Integrated Education Bill to be debated at Stormont amidst claim it is 'unjust'

MLAs in Stormont are set to debate a bill of integrated education.

The Private Member's Bill, put forward by Alliance MLA Kellie Armstrong, proposes the setting of minimum targets for the number of children being educated in integrated schools, as well as providing dedicated funding for facilitation of the sector.

Currently just 7% of children in Northern Ireland attend schools in the formally integrated sector.

It is one of a number of Bills being debated by MLAs ahead of the dissolution of the Assembly next month ahead of fresh elections.

The Integrated Education Bill is set to be debated in the Assembly on Thursday as part of the further consideration stage - one of the final stages in the legislative process.

A body representing some grammar schools in Northern Ireland has raised "serious concerns" about the potential impact of the Integrated Education Bill.

Other bodies, including the Council for Catholic Maintained Schools, have also expressed concerns about the Bill, claiming it could create a "two-tier system".

  • WATCH: Gerry Campbell from the Council for Catholic Maintained Schools:

The Governing Bodies Association (GBA), representing 50 voluntary grammar schools, has said the Bill, if enacted, will create "significant disparities in terms of levels of support, resourcing, training, and funding and lead to unfairness for the majority of our children and young people".

The GBA said while some of its concerns have been addressed, some "fundamental weaknesses" remain.

GBA chairperson Jacqueline Weir said children and young people are already educated together at many schools, including voluntary grammar schools.

She has urged that the Bill be paused to allow more time for "meaningful engagement".

"The fact that the Bill does not acknowledge the work of all schools in embracing and respecting diversity is particularly worrying," Ms Weir said.

She said the legislation "would be unfair to over 90% of pupils in Northern Ireland, providing support for growth in some schools and potentially leading to unsustainability in others".

"Parental choice is highly valued in Northern Ireland, but it cannot survive if all schools in all sectors are not afforded the same opportunity to thrive," Ms Weir said.

"Many schools in every sector are oversubscribed. That reflects parental choice.

"These schools should be allowed and encouraged to grow and adapt to meet parental demand.

"It is also framed in such a way that suggests integrated schools are to be seen as morally, socially and educationally superior to all other schools, rather than equally important in the task of caring for and fostering the abilities of all those entrusted to their care.

However, those in the integrated sector have backed the bill - Sean Spillane from Loughview Primary School say schools like his have challenges in accessing services.

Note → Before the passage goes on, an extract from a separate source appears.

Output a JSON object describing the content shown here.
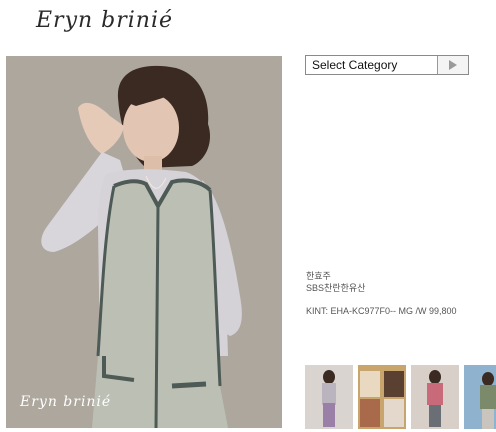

Sean Spillane, Principal of Loughview Primary School Credit: UTV

"Things like access to human resources support, budgetary management support and even access to materials for things like school meals.

"For many integrated schools, it has been a challenge over the last 40 years.

"I very much see this an opportunity to have an equity of access to services that are available in other sectors," Sean said.